#### SOURCE RECORDS

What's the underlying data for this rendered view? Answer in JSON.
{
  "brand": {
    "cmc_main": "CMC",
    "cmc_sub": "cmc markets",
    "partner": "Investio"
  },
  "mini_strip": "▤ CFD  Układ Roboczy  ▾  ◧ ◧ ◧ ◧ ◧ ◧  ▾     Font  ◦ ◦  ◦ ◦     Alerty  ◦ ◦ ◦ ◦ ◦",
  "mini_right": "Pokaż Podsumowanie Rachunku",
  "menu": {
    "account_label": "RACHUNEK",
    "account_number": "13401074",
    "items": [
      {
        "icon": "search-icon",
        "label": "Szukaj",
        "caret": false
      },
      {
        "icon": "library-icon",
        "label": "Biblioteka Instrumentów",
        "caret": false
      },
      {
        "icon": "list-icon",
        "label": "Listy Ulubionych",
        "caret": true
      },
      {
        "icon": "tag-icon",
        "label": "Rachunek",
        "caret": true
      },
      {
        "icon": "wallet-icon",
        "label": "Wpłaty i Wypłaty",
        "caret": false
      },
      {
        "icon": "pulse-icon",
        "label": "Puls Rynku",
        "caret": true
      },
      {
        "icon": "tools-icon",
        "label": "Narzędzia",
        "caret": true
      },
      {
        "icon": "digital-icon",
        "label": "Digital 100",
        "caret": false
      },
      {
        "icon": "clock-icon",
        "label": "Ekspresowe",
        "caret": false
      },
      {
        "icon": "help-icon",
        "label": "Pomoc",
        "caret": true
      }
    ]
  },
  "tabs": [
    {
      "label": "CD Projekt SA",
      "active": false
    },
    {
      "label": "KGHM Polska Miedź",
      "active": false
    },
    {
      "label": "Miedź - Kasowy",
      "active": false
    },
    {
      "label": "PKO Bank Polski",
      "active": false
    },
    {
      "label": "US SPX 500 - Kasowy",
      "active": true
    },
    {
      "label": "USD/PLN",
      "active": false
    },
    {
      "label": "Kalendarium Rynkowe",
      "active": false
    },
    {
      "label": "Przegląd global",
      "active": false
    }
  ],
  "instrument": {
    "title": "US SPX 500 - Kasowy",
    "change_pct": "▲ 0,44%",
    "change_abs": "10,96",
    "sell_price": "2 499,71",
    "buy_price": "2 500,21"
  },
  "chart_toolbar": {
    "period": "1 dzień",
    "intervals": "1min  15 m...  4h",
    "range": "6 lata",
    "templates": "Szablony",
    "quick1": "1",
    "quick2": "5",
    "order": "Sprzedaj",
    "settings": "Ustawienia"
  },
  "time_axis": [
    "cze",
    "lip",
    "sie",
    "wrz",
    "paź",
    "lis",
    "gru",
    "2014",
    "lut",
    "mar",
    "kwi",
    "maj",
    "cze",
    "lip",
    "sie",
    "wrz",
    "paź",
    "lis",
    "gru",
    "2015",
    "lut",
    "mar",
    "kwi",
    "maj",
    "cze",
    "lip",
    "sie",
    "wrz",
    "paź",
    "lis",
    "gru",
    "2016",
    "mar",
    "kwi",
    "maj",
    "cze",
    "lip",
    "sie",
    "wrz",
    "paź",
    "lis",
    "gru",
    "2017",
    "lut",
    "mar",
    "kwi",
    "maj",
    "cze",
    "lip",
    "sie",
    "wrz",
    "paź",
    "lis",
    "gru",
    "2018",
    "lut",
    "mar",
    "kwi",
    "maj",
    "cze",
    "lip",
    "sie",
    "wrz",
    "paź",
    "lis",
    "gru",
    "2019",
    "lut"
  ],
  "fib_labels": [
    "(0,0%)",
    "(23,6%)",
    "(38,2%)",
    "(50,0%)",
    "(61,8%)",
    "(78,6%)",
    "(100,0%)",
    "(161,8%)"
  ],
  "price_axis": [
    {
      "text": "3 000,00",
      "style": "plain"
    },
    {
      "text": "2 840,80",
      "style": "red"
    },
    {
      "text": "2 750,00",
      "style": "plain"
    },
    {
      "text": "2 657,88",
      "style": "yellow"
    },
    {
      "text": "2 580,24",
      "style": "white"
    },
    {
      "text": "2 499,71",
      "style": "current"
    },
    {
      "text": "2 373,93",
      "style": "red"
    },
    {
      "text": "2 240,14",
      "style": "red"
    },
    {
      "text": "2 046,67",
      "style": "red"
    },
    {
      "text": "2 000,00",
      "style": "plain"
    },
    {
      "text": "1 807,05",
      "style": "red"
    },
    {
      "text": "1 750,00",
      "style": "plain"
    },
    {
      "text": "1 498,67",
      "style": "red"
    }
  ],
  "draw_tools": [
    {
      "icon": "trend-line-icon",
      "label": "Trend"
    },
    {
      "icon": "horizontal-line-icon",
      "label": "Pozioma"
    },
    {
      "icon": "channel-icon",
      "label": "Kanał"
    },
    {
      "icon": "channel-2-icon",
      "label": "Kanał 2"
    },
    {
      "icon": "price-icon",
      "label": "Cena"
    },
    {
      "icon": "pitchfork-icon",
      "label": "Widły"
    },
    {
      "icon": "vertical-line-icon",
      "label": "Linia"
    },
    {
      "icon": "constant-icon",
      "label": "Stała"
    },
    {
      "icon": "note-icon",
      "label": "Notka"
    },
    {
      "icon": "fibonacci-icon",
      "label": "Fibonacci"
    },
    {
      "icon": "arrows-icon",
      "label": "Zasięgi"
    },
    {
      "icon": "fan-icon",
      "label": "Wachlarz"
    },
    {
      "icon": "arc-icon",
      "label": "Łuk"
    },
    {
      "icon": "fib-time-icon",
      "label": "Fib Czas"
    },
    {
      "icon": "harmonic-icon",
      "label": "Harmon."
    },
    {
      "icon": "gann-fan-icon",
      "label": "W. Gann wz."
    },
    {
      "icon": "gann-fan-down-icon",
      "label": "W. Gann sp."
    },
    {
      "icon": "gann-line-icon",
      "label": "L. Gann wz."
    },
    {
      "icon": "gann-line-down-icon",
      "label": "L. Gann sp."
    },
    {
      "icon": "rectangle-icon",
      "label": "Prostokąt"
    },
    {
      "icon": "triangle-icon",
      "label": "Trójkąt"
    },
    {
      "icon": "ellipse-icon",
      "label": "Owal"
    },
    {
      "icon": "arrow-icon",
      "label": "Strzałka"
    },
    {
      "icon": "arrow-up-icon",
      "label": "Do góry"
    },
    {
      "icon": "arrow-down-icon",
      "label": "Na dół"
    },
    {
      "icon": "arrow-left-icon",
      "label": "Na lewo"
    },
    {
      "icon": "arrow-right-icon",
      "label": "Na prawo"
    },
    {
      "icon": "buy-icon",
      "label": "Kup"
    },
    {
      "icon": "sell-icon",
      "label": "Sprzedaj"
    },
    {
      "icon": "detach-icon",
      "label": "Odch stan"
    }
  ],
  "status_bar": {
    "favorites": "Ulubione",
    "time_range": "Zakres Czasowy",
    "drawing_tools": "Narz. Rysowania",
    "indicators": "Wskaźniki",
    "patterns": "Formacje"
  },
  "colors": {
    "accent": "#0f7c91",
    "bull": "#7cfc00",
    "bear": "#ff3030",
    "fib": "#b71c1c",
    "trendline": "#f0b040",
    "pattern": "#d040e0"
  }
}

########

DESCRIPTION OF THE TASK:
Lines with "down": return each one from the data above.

RESULT:
      "icon": "gann-fan-down-icon",
      "icon": "gann-line-down-icon",
      "icon": "arrow-down-icon",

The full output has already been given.